Billie Jean King / Hall of Famer
Here are my thoughts on the Novak Djokovic default.
First I hope the line judge is okay.
The rule is the rule. It is unfortunate for everyone involved, but in this specific situation the default was the right call. #USOpen
— Billie Jean King (@BillieJeanKing) September 6, 2020
Patrick Mouratoglou / Serena Williams’ coach
I feel that Novak had too much on his plate: trying to win this US Open was already a huge goal. Starting this player’s association and a campaign in order to convince players to be part of it is a full time job & a lot of extra stress. Nobody can afford to lose focus during a GS
— Patrick Mouratoglou (@pmouratoglou) September 7, 2020
Ben Rothenberg / New York Times tennis correspondent
In some ways this is a fitting moment in Djokovic’s 2020, which has dominated by a debate over whether one should be responsible for the negative outcomes of carelessness and reckless behavior despite having only “good intentions.”#USOpen
— Ben Rothenberg (@BenRothenberg) September 6, 2020
Chris Fowler / ESPN tennis commentator
Reax to Djokovic DQ reflects the times. Many want to blame the woman who got hit in the throat. Or officials enforcing clear cut rule. Too many believe they are above the law (or the rules). And are allowed to get away with that. Novak must know that he is not. Or does now.
— Chris Fowler (@cbfowler) September 7, 2020
What they’re sharing on social media
It’s gotta be the shoes!
— US Open Tennis (@usopen) September 7, 2020

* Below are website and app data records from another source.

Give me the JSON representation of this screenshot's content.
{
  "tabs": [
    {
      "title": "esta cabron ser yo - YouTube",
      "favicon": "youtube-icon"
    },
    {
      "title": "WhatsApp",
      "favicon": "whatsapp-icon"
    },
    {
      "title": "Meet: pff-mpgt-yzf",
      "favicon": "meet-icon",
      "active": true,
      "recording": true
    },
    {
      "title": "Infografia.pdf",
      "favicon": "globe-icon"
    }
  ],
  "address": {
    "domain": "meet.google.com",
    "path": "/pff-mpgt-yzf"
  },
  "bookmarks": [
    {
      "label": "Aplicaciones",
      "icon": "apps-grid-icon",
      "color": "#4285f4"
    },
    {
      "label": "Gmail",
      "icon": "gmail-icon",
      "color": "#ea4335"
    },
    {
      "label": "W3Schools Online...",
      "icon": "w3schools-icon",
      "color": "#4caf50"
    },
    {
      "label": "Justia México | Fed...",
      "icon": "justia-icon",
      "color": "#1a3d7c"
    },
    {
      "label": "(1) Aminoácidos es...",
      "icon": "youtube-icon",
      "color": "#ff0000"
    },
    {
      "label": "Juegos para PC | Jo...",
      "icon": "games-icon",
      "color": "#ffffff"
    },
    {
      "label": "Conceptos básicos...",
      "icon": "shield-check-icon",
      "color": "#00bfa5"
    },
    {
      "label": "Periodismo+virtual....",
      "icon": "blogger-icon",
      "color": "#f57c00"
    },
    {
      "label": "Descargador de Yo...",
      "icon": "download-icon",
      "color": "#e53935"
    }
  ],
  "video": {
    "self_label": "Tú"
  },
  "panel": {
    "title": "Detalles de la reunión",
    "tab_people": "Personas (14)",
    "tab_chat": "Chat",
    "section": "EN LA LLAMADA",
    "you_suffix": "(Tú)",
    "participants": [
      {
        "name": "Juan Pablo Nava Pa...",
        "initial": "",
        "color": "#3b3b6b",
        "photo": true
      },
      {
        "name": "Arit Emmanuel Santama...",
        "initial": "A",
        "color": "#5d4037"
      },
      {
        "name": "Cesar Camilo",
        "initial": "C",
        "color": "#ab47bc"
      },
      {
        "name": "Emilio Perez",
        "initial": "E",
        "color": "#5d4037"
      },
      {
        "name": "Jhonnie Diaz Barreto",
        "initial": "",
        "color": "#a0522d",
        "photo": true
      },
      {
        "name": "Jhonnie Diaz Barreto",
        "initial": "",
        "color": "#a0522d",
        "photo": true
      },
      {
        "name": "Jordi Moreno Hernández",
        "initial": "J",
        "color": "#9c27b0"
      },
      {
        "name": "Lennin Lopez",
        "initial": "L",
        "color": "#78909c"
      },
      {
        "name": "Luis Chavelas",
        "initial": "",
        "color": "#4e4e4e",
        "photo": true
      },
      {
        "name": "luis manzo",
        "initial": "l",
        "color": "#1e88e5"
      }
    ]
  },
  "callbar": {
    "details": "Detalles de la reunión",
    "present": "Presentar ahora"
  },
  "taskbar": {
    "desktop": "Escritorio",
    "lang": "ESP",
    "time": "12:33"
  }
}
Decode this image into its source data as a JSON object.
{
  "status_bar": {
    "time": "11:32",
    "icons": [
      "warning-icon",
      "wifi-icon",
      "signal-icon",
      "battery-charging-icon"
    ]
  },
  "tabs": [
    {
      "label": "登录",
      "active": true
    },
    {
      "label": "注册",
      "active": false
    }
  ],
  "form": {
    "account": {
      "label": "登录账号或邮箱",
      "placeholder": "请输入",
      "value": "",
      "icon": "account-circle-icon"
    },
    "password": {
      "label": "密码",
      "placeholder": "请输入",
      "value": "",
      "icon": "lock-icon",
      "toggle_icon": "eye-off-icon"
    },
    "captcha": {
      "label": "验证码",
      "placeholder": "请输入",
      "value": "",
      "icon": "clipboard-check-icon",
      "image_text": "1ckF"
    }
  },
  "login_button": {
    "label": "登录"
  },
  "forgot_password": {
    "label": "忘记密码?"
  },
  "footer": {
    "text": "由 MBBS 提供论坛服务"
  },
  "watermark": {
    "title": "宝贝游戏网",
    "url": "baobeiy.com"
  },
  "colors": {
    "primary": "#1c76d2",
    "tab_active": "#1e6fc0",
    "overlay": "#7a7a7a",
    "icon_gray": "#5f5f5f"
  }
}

Denis Shapovalov’s sneakers are 😍 pic.twitter.com/75J5LijpS0
— US Open Tennis (@usopen) September 7, 2020
Frances Tiafoe has “Black Lives Matter” and “Respect Us!” written on his sneakers. pic.twitter.com/bObW6gzMWp
— US Open Tennis (@usopen) September 8, 2020